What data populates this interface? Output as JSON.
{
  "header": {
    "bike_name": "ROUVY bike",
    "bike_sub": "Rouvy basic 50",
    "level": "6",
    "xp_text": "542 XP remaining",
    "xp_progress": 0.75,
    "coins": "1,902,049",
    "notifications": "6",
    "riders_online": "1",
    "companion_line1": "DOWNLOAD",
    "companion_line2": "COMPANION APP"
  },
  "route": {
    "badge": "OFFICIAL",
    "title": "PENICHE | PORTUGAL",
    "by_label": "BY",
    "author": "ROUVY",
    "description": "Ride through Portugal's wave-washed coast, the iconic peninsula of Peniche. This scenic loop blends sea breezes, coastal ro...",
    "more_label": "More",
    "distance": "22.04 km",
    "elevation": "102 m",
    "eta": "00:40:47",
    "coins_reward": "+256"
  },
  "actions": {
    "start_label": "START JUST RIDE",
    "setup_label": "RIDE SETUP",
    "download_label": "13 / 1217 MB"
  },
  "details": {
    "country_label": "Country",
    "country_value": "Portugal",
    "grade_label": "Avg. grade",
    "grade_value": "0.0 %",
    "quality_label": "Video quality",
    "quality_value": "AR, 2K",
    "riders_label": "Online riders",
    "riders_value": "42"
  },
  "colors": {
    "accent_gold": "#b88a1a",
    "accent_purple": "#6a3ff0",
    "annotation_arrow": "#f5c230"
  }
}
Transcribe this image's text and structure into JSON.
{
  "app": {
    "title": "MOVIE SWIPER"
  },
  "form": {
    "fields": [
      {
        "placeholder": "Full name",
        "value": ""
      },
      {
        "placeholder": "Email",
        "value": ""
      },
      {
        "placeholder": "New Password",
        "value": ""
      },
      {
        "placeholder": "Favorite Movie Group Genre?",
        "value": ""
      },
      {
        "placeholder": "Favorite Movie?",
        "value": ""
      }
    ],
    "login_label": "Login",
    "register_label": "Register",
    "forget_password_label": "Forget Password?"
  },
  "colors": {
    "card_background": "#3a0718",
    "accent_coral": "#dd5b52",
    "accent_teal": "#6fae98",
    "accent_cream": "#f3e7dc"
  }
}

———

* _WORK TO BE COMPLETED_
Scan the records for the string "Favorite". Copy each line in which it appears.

* _ANSWER TO THE PROBLEM_
        "placeholder": "Favorite Movie Group Genre?",
        "placeholder": "Favorite Movie?",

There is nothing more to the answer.